*What to do*.
Examine the records below and count how many lines contain the string "Laura". Give only the number.

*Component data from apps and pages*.

= = = = =

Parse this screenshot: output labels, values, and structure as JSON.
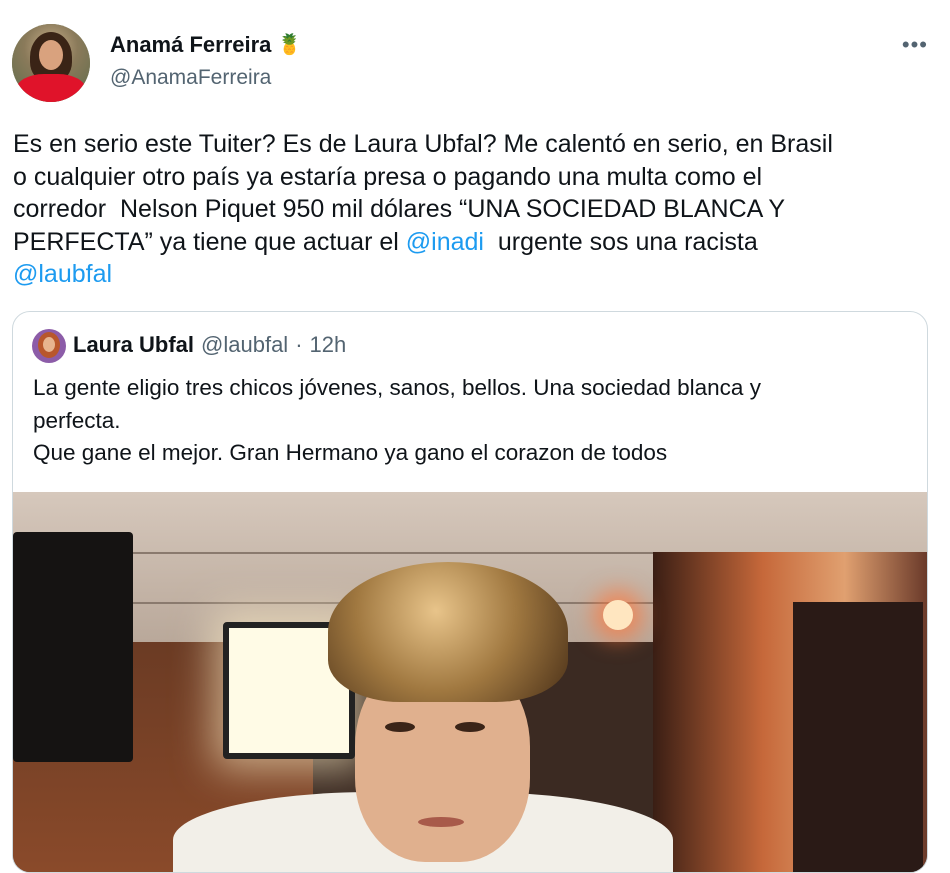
{
  "author": {
    "display_name": "Anamá Ferreira",
    "emoji": "🍍",
    "handle": "@AnamaFerreira"
  },
  "more_menu": "•••",
  "tweet": {
    "text_1": "Es en serio este Tuiter? Es de Laura Ubfal? Me calentó en serio, en Brasil\no cualquier otro país ya estaría presa o pagando una multa como el\ncorredor  Nelson Piquet 950 mil dólares “UNA SOCIEDAD BLANCA Y\nPERFECTA” ya tiene que actuar el ",
    "mention_1": "@inadi",
    "text_2": "  urgente sos una racista\n",
    "mention_2": "@laubfal"
  },
  "quoted": {
    "name": "Laura Ubfal",
    "handle": "@laubfal",
    "separator": "·",
    "time": "12h",
    "text": "La gente eligio tres chicos jóvenes, sanos, bellos. Una sociedad blanca y\nperfecta.\nQue gane el mejor. Gran Hermano ya gano el corazon de todos"
  },
  "colors": {
    "link": "#1d9bf0",
    "secondary_text": "#536471",
    "border": "#cfd9de"
  }
}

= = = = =

*Solution to this task*.
2